Authors: Kavita Goel, Donald Winchester

Abstract:

In a world of information overload and work complexities, academics often struggle to create an online instructional environment enabling efficient and effective student learning. Research has established that students’ learning styles are different, some learn faster when taught using audio and visual methods. Attributes like prior knowledge and mental effort affect their learning. ‘Cognitive load theory’, opines learners have limited processing capacity. Cognitive load depends on the learner’s prior knowledge, the complexity of content and tasks, and instructional environment. Hence, the proper allocation of cognitive resources is critical for students’ learning. Consequently, a lecturer needs to understand the limits and strengths of the human learning processes, various learning styles of students, and accommodate these requirements while designing online assessments. As acknowledged in the cognitive load theory literature, visual and auditory explanations of worked examples potentially lead to a reduction of cognitive load (effort) and increased facilitation of learning when compared to conventional sequential text problem solving. This will help learner to utilize both subcomponents of their working memory. Instructional design changes were introduced at the case site for the delivery of the postgraduate business subjects. To make effective use of auditory and visual modalities, video recorded lectures, and key concept webinars were delivered to students. Videos were prepared to free up student limited working memory from irrelevant mental effort as all elements in a visual screening can be viewed simultaneously, processed quickly, and facilitates greater psychological processing efficiency. Most case study students in the postgraduate programs are adults, working full-time at higher management levels, and studying part-time. Their learning style and needs are different from other tertiary students. The purpose of the audio and visual interventions was to lower the students cognitive load and provide an online environment supportive to their efficient learning. These changes were expected to impact the student’s learning experience, their academic performance and retention favourably. This paper posits that these changes to instruction design facilitates students to integrate new knowledge into their long-term memory. A mixed methods case study methodology was used in this investigation. Primary data were collected from interviews and survey(s) of students and academics. Secondary data were collected from the organisation’s databases and reports. Some evidence was found that the academic performance of students does improve when new instructional design changes are introduced although not statistically significant. However, the overall grade distribution of student’s academic performance has changed and skewed higher which shows deeper understanding of the content. It was identified from feedback received from students that recorded webinars served as better learning aids than material with text alone, especially with more complex content. The recorded webinars on the subject content and assessments provides flexibility to students to access this material any time from repositories, many times, and this enhances students learning style. Visual and audio information enters student’s working memory more effectively. Also as each assessment included the application of the concepts, conceptual knowledge interacted with the pre-existing schema in the long-term memory and lowered student’s cognitive load.

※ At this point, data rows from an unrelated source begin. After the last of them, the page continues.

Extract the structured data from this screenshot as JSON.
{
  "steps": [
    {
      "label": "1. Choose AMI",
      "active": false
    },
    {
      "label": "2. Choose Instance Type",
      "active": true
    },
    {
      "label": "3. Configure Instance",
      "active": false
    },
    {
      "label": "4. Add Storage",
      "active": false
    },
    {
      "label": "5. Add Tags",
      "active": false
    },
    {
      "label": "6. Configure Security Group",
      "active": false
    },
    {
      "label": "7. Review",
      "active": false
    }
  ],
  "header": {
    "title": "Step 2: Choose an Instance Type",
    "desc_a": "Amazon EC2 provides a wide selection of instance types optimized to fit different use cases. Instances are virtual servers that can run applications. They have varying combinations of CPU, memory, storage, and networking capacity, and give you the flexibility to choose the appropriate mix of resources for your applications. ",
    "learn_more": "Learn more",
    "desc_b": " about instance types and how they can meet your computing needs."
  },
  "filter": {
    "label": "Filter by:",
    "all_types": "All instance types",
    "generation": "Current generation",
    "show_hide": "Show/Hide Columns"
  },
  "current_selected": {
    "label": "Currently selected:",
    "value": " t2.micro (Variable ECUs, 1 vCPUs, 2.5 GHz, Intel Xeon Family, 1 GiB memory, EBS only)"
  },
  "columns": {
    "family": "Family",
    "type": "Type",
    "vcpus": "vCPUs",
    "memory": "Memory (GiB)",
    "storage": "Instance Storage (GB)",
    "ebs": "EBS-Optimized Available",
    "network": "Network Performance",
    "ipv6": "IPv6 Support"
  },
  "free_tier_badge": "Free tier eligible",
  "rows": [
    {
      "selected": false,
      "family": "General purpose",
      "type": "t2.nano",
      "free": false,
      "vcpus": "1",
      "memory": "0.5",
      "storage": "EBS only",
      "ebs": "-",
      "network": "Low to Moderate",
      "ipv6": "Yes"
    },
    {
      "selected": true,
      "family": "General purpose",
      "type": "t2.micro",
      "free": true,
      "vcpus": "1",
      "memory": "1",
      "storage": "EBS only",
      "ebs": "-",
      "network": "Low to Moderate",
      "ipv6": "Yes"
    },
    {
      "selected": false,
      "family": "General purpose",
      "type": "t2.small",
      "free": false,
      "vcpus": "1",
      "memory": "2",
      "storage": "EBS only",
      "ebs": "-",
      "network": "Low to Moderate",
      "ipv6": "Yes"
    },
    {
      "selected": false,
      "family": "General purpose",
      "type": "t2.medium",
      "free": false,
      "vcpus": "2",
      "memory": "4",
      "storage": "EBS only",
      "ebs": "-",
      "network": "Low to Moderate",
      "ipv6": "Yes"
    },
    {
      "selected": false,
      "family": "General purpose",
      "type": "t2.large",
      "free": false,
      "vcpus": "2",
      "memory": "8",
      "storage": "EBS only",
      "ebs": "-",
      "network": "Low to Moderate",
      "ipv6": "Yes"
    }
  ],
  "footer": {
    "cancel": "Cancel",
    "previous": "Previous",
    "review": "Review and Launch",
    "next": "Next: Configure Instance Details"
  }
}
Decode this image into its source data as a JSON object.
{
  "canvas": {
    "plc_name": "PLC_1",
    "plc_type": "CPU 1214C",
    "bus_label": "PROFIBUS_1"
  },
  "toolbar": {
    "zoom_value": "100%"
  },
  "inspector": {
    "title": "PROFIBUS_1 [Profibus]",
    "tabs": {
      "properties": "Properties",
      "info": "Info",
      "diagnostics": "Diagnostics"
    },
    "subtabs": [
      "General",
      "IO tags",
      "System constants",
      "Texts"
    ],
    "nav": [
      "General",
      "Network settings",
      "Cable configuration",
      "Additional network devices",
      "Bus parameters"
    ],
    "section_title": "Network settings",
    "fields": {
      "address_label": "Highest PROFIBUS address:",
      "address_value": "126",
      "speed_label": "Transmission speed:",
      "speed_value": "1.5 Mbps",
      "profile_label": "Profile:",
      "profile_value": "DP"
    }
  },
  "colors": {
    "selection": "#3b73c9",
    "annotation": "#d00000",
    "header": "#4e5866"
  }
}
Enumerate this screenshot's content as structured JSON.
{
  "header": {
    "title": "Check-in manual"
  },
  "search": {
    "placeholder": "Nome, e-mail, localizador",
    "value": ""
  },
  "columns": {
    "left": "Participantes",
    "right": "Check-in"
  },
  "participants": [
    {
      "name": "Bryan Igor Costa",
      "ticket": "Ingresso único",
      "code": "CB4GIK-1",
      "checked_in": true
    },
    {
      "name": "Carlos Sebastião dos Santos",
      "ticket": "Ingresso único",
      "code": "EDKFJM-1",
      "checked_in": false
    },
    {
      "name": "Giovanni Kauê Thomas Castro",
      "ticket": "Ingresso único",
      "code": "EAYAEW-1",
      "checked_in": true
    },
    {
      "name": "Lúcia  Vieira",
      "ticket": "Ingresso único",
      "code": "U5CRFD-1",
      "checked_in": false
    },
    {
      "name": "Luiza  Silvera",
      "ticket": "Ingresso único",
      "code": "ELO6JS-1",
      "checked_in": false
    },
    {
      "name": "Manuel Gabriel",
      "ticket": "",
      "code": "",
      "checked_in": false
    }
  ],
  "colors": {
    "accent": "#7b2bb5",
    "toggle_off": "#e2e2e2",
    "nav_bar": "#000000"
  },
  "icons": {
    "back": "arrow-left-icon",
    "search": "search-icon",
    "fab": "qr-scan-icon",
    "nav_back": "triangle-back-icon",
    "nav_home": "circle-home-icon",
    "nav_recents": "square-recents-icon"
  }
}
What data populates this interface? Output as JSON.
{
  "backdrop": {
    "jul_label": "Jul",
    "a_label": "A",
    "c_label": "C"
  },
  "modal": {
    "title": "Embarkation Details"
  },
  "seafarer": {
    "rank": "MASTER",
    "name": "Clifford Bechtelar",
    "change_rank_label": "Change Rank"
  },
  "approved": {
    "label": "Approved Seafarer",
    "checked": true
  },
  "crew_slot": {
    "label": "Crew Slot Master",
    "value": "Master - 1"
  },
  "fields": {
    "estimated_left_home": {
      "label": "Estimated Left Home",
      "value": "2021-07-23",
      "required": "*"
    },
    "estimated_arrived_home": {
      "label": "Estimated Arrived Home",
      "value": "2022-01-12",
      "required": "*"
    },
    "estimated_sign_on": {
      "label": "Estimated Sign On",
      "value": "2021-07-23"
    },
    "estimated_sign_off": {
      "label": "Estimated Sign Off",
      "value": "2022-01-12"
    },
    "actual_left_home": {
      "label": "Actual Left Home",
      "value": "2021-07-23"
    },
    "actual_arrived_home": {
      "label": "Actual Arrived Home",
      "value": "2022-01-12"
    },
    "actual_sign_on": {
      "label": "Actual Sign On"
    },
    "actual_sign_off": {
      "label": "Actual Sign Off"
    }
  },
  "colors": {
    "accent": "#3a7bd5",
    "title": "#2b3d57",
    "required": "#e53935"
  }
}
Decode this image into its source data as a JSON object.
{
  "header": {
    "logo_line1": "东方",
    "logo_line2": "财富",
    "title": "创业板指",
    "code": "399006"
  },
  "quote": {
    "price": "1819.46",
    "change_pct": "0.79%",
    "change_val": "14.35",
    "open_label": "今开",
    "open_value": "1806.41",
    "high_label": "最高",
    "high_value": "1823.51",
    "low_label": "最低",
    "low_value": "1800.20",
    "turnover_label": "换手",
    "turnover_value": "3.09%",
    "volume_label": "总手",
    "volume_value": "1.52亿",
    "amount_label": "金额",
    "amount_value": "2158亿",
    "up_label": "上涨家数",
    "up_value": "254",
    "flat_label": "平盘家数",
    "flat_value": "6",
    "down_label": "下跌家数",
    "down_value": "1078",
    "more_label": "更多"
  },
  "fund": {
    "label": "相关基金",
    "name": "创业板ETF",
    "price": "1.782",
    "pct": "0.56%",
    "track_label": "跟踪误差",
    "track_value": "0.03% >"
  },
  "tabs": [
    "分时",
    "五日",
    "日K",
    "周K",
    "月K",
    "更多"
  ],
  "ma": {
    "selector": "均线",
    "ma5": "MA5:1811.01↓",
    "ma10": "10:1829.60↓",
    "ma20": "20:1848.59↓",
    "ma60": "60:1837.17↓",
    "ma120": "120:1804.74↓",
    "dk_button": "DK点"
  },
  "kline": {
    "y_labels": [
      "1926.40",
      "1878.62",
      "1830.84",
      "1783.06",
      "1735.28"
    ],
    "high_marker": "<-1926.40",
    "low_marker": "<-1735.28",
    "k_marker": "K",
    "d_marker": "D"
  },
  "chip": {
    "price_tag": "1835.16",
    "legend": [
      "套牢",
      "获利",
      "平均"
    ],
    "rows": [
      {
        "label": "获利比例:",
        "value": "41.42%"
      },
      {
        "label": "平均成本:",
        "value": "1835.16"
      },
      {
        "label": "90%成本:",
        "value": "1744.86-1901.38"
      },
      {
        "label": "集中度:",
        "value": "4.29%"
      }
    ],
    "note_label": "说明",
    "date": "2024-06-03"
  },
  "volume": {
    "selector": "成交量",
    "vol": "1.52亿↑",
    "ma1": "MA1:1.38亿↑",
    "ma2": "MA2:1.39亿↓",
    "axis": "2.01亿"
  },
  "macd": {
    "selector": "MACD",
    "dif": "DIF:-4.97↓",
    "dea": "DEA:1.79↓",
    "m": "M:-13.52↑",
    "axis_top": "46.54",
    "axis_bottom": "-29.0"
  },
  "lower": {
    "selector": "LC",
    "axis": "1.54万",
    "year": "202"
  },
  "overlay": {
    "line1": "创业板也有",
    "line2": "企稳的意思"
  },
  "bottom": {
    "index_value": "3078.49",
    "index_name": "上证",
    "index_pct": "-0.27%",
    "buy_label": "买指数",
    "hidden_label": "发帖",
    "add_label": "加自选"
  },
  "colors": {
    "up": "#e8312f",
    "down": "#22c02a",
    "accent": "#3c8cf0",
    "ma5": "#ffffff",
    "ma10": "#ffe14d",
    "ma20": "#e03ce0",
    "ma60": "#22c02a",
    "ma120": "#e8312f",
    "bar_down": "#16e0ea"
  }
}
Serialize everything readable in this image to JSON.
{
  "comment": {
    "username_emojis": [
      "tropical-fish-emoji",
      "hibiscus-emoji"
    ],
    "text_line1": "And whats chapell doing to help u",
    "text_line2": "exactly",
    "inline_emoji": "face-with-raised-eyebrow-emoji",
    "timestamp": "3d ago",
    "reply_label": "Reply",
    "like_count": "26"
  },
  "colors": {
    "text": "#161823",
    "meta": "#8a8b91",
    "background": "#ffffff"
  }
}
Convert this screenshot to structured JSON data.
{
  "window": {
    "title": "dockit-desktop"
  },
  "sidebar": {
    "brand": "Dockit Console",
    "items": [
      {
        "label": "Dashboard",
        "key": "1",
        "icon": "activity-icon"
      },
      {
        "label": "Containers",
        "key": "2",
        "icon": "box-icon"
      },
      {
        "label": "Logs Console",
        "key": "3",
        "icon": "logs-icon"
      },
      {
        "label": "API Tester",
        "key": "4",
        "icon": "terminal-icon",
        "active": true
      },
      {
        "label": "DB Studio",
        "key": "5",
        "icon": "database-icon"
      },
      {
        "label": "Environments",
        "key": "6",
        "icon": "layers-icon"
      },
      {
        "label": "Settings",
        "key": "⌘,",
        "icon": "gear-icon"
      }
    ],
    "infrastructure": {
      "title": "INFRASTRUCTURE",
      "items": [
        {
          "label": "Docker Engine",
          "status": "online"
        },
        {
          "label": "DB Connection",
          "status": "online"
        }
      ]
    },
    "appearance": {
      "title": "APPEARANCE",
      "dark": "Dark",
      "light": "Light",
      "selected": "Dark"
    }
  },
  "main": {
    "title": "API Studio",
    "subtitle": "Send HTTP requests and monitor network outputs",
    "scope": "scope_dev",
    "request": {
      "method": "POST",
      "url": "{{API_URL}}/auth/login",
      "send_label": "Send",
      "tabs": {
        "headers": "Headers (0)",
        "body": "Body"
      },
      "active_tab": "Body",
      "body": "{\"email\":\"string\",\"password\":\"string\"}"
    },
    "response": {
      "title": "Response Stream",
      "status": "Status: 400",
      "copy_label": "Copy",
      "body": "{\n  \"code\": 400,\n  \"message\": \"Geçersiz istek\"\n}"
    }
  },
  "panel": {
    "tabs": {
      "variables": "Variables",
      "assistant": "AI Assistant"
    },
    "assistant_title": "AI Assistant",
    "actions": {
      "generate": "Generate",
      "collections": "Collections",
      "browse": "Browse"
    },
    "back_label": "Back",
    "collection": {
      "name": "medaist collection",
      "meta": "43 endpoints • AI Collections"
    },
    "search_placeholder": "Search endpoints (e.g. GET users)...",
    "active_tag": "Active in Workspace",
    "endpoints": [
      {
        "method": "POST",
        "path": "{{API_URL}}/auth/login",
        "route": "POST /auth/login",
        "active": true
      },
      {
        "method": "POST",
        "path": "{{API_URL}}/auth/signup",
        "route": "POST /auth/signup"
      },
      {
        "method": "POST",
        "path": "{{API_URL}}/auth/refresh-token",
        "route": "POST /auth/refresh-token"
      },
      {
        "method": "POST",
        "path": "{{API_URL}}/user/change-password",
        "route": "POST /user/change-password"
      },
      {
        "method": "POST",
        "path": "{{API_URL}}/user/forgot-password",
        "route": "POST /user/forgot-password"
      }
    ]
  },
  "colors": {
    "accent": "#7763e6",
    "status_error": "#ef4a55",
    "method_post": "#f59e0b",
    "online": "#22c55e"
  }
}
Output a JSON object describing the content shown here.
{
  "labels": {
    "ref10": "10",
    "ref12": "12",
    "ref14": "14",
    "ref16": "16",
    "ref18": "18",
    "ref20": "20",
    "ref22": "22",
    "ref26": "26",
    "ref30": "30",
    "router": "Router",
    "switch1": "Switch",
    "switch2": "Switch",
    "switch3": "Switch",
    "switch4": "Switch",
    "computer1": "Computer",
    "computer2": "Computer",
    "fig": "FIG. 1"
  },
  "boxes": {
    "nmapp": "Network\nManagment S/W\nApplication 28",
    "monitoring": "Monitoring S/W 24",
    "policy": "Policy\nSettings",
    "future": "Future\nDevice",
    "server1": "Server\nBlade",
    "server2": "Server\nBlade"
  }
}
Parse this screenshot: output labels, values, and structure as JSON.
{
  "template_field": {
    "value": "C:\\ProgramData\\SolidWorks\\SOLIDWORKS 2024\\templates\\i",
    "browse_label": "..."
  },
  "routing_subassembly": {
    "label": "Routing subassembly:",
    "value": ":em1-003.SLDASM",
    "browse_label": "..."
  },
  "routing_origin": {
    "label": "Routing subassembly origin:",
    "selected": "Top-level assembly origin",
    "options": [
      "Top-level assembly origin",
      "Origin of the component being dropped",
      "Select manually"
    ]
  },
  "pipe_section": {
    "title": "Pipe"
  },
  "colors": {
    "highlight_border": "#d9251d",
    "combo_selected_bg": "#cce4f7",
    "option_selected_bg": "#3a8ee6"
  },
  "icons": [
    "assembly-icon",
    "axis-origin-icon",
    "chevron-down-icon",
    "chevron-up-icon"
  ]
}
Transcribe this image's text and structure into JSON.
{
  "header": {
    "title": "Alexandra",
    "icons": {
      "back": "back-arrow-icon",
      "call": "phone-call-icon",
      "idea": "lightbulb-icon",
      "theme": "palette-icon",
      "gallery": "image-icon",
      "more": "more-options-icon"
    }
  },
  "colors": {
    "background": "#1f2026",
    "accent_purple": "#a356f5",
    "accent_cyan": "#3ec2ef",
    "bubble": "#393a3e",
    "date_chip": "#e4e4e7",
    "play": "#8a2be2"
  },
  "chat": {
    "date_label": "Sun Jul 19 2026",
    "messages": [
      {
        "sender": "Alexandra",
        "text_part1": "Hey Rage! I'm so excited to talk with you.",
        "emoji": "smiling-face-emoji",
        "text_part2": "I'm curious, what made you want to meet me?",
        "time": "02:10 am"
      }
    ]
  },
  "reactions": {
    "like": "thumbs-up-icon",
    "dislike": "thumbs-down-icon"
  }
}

Keywords: Working memory, cognitive load theory, learning style, instructional environment

Procedia PDF Downloads 27